In Moshe’s closing speech, he enumerates different tiers within the nation, following a hierarchal order: “Your: Heads, Tribes, Elders, Officers and all the men of Israel”.
Rashi capitalizes on the seeming redundancy, for after having first listed “your tribes” it is no longer necessary to articulate “all the men of Israel”. Therefore, comments Rashi, “your tribes” should be understood together with the previous item thus rendering “the heads of your tribes”.
Rashi has answered the difficulty by telling us that the intention is the “heads of your tribes”, but why does the Torah convey this by writing “your heads, your tribes” when it really just wanted to communicate the heads of your tribes?
Many times leaders dictate from the top without having an appreciation of the trials and tribulations that the average man suffers. Particularly, people who are born into high society don’t understand the struggles of the masses; those who are born into wealth cannot fathom hunger and poverty. To be an effective and understanding leader it is necessary for him or her to understand the common folk – to be part of the tribe. Thus the head of your tribe should have a dual personality they should be the head and simultaneously part of the tribe. This doesn’t mean that they should denigrate or demean themselves; rather they should take the effort to understand and be conscious of the challenges that face their charges. Thus the Torah teaches us how to choose a tribal leader or in fact any position of authority.
Try to receive advice and direction from someone who understands you.
Rabbi Elya Chaim of Lodz (1821-1912) was often involved in raising money for worthy causes. During one especially harsh winter the price of firewood rose dramatically. Rabbi Elya Chaim visited wealthy homes to collect money with which to heat the homes of the poor.
When he approached Kalman Poznanski, the most prosperous man in the city, Kalman met him at the door. “Welcome, honored Rabbi. Please, come in.”

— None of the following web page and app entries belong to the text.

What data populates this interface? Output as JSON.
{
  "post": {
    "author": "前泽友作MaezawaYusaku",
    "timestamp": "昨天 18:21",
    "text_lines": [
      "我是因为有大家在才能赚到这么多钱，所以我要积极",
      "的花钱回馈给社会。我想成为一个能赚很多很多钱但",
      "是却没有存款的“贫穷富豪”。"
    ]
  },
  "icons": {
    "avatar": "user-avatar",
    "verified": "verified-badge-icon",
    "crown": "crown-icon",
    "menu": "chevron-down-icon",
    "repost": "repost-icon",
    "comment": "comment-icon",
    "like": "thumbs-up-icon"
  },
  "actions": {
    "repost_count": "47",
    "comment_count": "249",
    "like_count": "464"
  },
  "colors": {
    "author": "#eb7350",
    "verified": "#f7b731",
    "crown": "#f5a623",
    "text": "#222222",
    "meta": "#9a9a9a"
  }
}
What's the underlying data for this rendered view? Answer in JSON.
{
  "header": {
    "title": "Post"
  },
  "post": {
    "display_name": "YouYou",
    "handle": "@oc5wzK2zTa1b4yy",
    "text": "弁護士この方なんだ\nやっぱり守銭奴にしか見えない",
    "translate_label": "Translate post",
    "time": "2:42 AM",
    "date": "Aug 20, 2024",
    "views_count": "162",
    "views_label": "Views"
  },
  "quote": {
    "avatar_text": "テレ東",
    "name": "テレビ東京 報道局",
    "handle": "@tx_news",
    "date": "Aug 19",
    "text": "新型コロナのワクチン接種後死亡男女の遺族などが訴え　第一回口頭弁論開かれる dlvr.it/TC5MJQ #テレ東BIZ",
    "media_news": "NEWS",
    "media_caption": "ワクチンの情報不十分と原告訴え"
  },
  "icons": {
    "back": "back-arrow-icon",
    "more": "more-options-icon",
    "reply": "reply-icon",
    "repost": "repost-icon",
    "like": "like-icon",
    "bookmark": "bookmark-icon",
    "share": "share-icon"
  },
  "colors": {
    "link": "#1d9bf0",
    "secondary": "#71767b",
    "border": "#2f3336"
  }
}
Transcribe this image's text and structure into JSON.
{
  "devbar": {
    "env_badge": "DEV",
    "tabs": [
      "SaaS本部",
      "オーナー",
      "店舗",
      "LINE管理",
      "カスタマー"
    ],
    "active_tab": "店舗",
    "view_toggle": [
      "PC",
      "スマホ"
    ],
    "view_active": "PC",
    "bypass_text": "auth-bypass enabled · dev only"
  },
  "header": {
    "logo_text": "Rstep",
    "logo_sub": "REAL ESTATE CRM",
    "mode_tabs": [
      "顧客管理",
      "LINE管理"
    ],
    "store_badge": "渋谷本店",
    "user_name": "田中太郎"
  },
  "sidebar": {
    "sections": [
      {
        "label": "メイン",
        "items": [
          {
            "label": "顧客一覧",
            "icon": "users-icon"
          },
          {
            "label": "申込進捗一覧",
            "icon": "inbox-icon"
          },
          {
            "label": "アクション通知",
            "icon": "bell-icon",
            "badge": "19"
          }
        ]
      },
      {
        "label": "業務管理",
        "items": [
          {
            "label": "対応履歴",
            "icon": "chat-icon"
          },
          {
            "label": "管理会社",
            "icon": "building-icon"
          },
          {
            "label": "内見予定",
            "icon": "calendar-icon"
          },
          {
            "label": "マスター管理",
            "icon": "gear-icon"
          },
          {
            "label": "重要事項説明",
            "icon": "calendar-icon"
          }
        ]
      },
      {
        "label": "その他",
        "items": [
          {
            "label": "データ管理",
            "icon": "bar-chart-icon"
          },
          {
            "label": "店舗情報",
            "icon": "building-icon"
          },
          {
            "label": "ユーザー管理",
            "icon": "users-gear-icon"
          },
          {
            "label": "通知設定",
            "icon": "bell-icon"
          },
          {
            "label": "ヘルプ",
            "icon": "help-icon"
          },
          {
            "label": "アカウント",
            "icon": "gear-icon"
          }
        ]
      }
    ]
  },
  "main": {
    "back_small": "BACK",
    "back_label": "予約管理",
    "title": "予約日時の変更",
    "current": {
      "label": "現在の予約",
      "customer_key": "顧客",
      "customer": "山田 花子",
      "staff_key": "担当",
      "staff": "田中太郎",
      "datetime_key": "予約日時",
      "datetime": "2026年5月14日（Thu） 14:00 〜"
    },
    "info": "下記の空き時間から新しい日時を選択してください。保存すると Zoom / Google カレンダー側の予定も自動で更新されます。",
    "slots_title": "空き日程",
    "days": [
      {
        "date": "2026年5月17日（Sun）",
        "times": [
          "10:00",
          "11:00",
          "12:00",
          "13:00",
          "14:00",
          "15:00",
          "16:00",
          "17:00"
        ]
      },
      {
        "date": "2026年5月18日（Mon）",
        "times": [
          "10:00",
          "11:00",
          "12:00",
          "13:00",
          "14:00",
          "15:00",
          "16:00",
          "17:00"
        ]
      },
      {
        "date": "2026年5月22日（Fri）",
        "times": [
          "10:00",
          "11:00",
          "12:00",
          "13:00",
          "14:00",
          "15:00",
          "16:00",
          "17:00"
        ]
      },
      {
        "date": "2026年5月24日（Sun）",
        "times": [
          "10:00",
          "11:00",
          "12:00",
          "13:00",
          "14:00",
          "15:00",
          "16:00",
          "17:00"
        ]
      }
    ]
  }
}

Rabbi Elya Chaim proceeded to discuss a variety of matters with Kalman, not budging from the doorstep. Kalman was freezing, but did not want to interrupt his respected visitor to reiterate his invitation. Things continued in the same vein for some time, until Kalman’s teeth began to chatter and his hands turned numb.
“Please, honored Rabbi” he ventured “I am freezing. Can we discuss this inside my home, before the fire?”
“Now,” said Rabbi Elya Chaim, still remaining on the threshold “I will tell you why I have come. The high price of firewood has made it impossible for the poor of our city to heat their homes. They are freezing, Kalman. I have come to ask you to contribute to a fund to secure kindling for these homes.”
Poznanski gladly, unhesitatingly, gave a large sum to this deserving endeavor. Rabbi Elya Chaim then entered Kalman’s home and both sat on the cozy couches in the warm living room.
“Excuse me, Rabbi” began Reb Kalman, no longer able to stifle his curiosity “Why did you remain outside for so long? Firstly it does not seem fitting for a Rabbi to stand on the doorstep. Secondly we were standing in the cold unnecessarily.”
“It was the most practical course” responded Reb Elya Chaim. “There is a popular aphorism ‘a person who is satiated cannot fathom the suffering of one who is hungry’. I came to impress upon you the tribulations of those who have no wood with which to warm their homes. This was best done by letting you feel, for a time, the cold they encounter daily. Had I tried to explain their plight to you, sitting here comfortably, the gravity of the situation would have remained hidden to you. Therefore, I kept you in the cold at the door first, to allow you this chance to fully grasp the severity of their situation.
When the weather is severely cold, a gentile may be instructed to kindle a fire or turn up the heat (Shulchan Aruch 276:5).